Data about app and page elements
Segment Open

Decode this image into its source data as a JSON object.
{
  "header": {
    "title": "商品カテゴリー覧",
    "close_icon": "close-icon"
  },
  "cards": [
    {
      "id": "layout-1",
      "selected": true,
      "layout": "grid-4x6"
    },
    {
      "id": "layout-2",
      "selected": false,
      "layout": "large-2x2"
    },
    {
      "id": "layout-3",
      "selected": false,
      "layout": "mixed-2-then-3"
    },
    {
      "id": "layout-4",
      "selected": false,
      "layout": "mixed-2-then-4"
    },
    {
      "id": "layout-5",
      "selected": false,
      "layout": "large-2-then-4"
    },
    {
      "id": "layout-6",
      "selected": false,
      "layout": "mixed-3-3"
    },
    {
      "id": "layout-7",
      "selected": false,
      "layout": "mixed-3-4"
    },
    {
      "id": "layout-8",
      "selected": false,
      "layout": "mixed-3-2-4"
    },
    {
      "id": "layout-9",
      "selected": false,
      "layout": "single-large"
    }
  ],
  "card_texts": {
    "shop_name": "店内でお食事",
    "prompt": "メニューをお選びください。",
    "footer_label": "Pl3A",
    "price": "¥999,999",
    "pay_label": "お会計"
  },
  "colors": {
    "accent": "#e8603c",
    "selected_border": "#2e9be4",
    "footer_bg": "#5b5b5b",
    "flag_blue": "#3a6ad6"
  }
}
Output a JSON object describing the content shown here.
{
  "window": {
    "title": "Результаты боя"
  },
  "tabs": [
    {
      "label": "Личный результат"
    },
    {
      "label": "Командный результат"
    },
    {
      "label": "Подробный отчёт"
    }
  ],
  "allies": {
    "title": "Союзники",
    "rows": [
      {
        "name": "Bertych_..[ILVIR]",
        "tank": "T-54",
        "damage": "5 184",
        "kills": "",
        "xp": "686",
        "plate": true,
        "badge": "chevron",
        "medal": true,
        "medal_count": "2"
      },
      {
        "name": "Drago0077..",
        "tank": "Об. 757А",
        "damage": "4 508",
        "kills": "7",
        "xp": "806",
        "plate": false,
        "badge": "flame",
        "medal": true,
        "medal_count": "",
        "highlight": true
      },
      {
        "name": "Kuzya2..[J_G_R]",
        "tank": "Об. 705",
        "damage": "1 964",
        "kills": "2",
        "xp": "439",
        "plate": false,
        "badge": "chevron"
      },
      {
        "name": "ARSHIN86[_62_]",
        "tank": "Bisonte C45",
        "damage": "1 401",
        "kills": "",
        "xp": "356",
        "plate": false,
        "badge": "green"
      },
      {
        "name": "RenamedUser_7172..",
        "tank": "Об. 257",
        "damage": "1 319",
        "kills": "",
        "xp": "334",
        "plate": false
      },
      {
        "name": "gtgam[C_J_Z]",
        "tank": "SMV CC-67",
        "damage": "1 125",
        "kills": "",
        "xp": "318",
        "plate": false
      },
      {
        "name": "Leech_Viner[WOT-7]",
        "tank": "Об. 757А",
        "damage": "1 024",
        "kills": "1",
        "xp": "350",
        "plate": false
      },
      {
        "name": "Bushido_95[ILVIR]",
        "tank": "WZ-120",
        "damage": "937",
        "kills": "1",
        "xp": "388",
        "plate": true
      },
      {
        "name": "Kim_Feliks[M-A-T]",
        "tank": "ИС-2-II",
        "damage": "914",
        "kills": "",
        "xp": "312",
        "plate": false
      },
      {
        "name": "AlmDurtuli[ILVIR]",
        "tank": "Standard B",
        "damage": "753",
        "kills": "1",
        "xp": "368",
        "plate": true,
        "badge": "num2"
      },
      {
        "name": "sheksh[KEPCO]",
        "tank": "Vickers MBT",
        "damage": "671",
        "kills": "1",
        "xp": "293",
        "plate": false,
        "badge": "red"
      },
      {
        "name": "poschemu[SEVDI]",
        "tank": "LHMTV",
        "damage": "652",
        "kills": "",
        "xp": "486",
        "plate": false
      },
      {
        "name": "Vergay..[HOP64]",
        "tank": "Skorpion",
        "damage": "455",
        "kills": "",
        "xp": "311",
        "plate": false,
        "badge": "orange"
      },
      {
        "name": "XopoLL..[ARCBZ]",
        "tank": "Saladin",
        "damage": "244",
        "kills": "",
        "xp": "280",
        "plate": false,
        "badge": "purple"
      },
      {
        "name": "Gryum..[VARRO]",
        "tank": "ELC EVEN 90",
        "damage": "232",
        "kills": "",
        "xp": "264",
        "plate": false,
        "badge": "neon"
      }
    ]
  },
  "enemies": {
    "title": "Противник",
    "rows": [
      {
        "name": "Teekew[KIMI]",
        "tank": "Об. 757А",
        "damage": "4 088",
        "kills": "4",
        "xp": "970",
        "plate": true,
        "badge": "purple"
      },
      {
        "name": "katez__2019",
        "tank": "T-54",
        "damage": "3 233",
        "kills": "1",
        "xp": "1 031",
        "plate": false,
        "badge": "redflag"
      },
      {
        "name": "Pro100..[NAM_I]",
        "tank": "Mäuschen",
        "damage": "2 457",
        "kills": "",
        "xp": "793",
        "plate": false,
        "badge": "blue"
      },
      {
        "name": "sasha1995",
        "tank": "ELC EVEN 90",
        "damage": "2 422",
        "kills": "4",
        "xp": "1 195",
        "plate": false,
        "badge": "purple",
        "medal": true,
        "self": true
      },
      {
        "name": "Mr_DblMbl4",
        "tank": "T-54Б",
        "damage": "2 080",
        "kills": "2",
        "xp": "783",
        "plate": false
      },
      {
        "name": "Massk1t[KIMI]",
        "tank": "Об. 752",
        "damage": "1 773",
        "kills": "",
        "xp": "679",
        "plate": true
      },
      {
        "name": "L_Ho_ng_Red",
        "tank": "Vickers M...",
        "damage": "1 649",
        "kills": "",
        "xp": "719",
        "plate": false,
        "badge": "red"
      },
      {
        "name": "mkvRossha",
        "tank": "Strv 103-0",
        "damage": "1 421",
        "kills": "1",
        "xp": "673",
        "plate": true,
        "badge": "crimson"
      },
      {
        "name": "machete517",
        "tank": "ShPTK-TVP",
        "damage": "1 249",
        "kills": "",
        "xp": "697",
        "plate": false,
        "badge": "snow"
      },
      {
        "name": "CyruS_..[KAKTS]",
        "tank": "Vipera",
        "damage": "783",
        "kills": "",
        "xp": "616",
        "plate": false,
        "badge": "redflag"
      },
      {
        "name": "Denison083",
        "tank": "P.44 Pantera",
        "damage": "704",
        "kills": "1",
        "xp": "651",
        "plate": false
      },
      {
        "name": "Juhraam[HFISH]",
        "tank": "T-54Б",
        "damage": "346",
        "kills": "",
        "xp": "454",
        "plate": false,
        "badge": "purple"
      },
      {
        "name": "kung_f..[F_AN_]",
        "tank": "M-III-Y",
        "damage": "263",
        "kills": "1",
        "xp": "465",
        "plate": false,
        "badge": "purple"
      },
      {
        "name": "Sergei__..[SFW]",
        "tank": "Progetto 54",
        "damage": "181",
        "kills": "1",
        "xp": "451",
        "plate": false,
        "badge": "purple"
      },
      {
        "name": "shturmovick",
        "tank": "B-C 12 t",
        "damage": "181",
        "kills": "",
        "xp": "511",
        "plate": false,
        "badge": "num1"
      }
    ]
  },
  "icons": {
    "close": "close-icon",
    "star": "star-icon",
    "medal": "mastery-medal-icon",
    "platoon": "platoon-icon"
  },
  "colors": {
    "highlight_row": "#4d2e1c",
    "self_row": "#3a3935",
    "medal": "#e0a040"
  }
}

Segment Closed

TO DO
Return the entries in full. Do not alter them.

TASK RESULT
Decode this image into its source data as a JSON object.
{
  "header": {
    "title": "商品カテゴリー覧",
    "close_icon": "close-icon"
  },
  "cards": [
    {
      "id": "layout-1",
      "selected": true,
      "layout": "grid-4x6"
    },
    {
      "id": "layout-2",
      "selected": false,
      "layout": "large-2x2"
    },
    {
      "id": "layout-3",
      "selected": false,
      "layout": "mixed-2-then-3"
    },
    {
      "id": "layout-4",
      "selected": false,
      "layout": "mixed-2-then-4"
    },
    {
      "id": "layout-5",
      "selected": false,
      "layout": "large-2-then-4"
    },
    {
      "id": "layout-6",
      "selected": false,
      "layout": "mixed-3-3"
    },
    {
      "id": "layout-7",
      "selected": false,
      "layout": "mixed-3-4"
    },
    {
      "id": "layout-8",
      "selected": false,
      "layout": "mixed-3-2-4"
    },
    {
      "id": "layout-9",
      "selected": false,
      "layout": "single-large"
    }
  ],
  "card_texts": {
    "shop_name": "店内でお食事",
    "prompt": "メニューをお選びください。",
    "footer_label": "Pl3A",
    "price": "¥999,999",
    "pay_label": "お会計"
  },
  "colors": {
    "accent": "#e8603c",
    "selected_border": "#2e9be4",
    "footer_bg": "#5b5b5b",
    "flag_blue": "#3a6ad6"
  }
}
Output a JSON object describing the content shown here.
{
  "window": {
    "title": "Результаты боя"
  },
  "tabs": [
    {
      "label": "Личный результат"
    },
    {
      "label": "Командный результат"
    },
    {
      "label": "Подробный отчёт"
    }
  ],
  "allies": {
    "title": "Союзники",
    "rows": [
      {
        "name": "Bertych_..[ILVIR]",
        "tank": "T-54",
        "damage": "5 184",
        "kills": "",
        "xp": "686",
        "plate": true,
        "badge": "chevron",
        "medal": true,
        "medal_count": "2"
      },
      {
        "name": "Drago0077..",
        "tank": "Об. 757А",
        "damage": "4 508",
        "kills": "7",
        "xp": "806",
        "plate": false,
        "badge": "flame",
        "medal": true,
        "medal_count": "",
        "highlight": true
      },
      {
        "name": "Kuzya2..[J_G_R]",
        "tank": "Об. 705",
        "damage": "1 964",
        "kills": "2",
        "xp": "439",
        "plate": false,
        "badge": "chevron"
      },
      {
        "name": "ARSHIN86[_62_]",
        "tank": "Bisonte C45",
        "damage": "1 401",
        "kills": "",
        "xp": "356",
        "plate": false,
        "badge": "green"
      },
      {
        "name": "RenamedUser_7172..",
        "tank": "Об. 257",
        "damage": "1 319",
        "kills": "",
        "xp": "334",
        "plate": false
      },
      {
        "name": "gtgam[C_J_Z]",
        "tank": "SMV CC-67",
        "damage": "1 125",
        "kills": "",
        "xp": "318",
        "plate": false
      },
      {
        "name": "Leech_Viner[WOT-7]",
        "tank": "Об. 757А",
        "damage": "1 024",
        "kills": "1",
        "xp": "350",
        "plate": false
      },
      {
        "name": "Bushido_95[ILVIR]",
        "tank": "WZ-120",
        "damage": "937",
        "kills": "1",
        "xp": "388",
        "plate": true
      },
      {
        "name": "Kim_Feliks[M-A-T]",
        "tank": "ИС-2-II",
        "damage": "914",
        "kills": "",
        "xp": "312",
        "plate": false
      },
      {
        "name": "AlmDurtuli[ILVIR]",
        "tank": "Standard B",
        "damage": "753",
        "kills": "1",
        "xp": "368",
        "plate": true,
        "badge": "num2"
      },
      {
        "name": "sheksh[KEPCO]",
        "tank": "Vickers MBT",
        "damage": "671",
        "kills": "1",
        "xp": "293",
        "plate": false,
        "badge": "red"
      },
      {
        "name": "poschemu[SEVDI]",
        "tank": "LHMTV",
        "damage": "652",
        "kills": "",
        "xp": "486",
        "plate": false
      },
      {
        "name": "Vergay..[HOP64]",
        "tank": "Skorpion",
        "damage": "455",
        "kills": "",
        "xp": "311",
        "plate": false,
        "badge": "orange"
      },
      {
        "name": "XopoLL..[ARCBZ]",
        "tank": "Saladin",
        "damage": "244",
        "kills": "",
        "xp": "280",
        "plate": false,
        "badge": "purple"
      },
      {
        "name": "Gryum..[VARRO]",
        "tank": "ELC EVEN 90",
        "damage": "232",
        "kills": "",
        "xp": "264",
        "plate": false,
        "badge": "neon"
      }
    ]
  },
  "enemies": {
    "title": "Противник",
    "rows": [
      {
        "name": "Teekew[KIMI]",
        "tank": "Об. 757А",
        "damage": "4 088",
        "kills": "4",
        "xp": "970",
        "plate": true,
        "badge": "purple"
      },
      {
        "name": "katez__2019",
        "tank": "T-54",
        "damage": "3 233",
        "kills": "1",
        "xp": "1 031",
        "plate": false,
        "badge": "redflag"
      },
      {
        "name": "Pro100..[NAM_I]",
        "tank": "Mäuschen",
        "damage": "2 457",
        "kills": "",
        "xp": "793",
        "plate": false,
        "badge": "blue"
      },
      {
        "name": "sasha1995",
        "tank": "ELC EVEN 90",
        "damage": "2 422",
        "kills": "4",
        "xp": "1 195",
        "plate": false,
        "badge": "purple",
        "medal": true,
        "self": true
      },
      {
        "name": "Mr_DblMbl4",
        "tank": "T-54Б",
        "damage": "2 080",
        "kills": "2",
        "xp": "783",
        "plate": false
      },
      {
        "name": "Massk1t[KIMI]",
        "tank": "Об. 752",
        "damage": "1 773",
        "kills": "",
        "xp": "679",
        "plate": true
      },
      {
        "name": "L_Ho_ng_Red",
        "tank": "Vickers M...",
        "damage": "1 649",
        "kills": "",
        "xp": "719",
        "plate": false,
        "badge": "red"
      },
      {
        "name": "mkvRossha",
        "tank": "Strv 103-0",
        "damage": "1 421",
        "kills": "1",
        "xp": "673",
        "plate": true,
        "badge": "crimson"
      },
      {
        "name": "machete517",
        "tank": "ShPTK-TVP",
        "damage": "1 249",
        "kills": "",
        "xp": "697",
        "plate": false,
        "badge": "snow"
      },
      {
        "name": "CyruS_..[KAKTS]",
        "tank": "Vipera",
        "damage": "783",
        "kills": "",
        "xp": "616",
        "plate": false,
        "badge": "redflag"
      },
      {
        "name": "Denison083",
        "tank": "P.44 Pantera",
        "damage": "704",
        "kills": "1",
        "xp": "651",
        "plate": false
      },
      {
        "name": "Juhraam[HFISH]",
        "tank": "T-54Б",
        "damage": "346",
        "kills": "",
        "xp": "454",
        "plate": false,
        "badge": "purple"
      },
      {
        "name": "kung_f..[F_AN_]",
        "tank": "M-III-Y",
        "damage": "263",
        "kills": "1",
        "xp": "465",
        "plate": false,
        "badge": "purple"
      },
      {
        "name": "Sergei__..[SFW]",
        "tank": "Progetto 54",
        "damage": "181",
        "kills": "1",
        "xp": "451",
        "plate": false,
        "badge": "purple"
      },
      {
        "name": "shturmovick",
        "tank": "B-C 12 t",
        "damage": "181",
        "kills": "",
        "xp": "511",
        "plate": false,
        "badge": "num1"
      }
    ]
  },
  "icons": {
    "close": "close-icon",
    "star": "star-icon",
    "medal": "mastery-medal-icon",
    "platoon": "platoon-icon"
  },
  "colors": {
    "highlight_row": "#4d2e1c",
    "self_row": "#3a3935",
    "medal": "#e0a040"
  }
}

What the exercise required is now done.